## DATA RECORDS
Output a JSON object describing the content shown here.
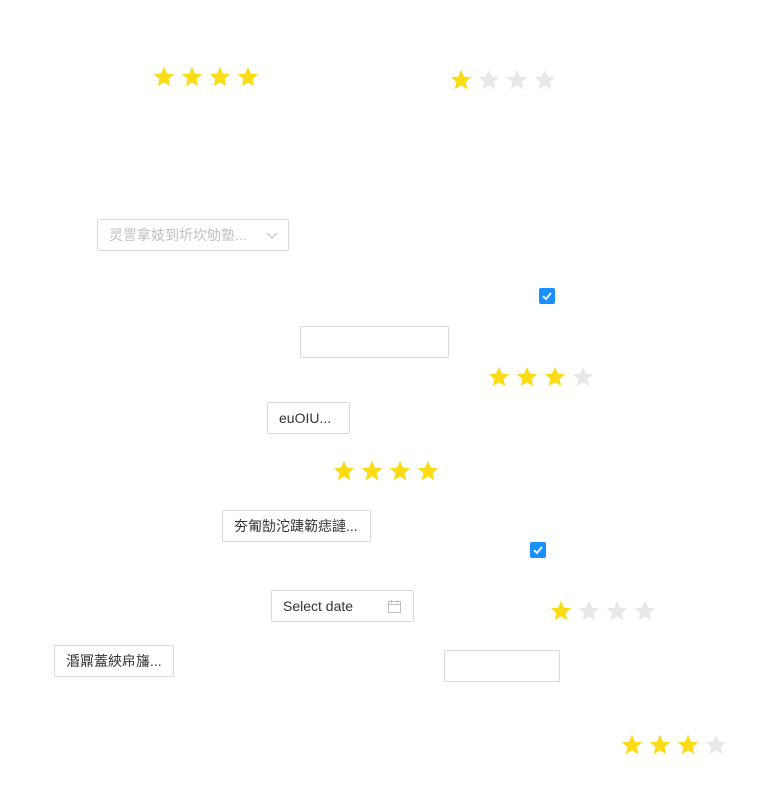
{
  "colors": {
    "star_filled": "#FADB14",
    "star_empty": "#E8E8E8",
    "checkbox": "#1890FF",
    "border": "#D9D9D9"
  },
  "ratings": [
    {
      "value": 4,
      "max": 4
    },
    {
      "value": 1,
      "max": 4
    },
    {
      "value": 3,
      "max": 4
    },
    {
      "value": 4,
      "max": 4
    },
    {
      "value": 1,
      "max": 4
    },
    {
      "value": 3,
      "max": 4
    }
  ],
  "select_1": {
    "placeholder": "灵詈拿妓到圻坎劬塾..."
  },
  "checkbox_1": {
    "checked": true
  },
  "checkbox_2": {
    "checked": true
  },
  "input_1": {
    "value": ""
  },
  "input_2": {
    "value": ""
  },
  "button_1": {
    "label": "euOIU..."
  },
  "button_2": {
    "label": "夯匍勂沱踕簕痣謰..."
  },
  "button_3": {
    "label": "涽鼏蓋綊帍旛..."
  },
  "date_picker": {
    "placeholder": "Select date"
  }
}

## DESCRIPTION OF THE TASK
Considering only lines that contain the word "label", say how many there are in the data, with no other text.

## WRITTEN REPLY
3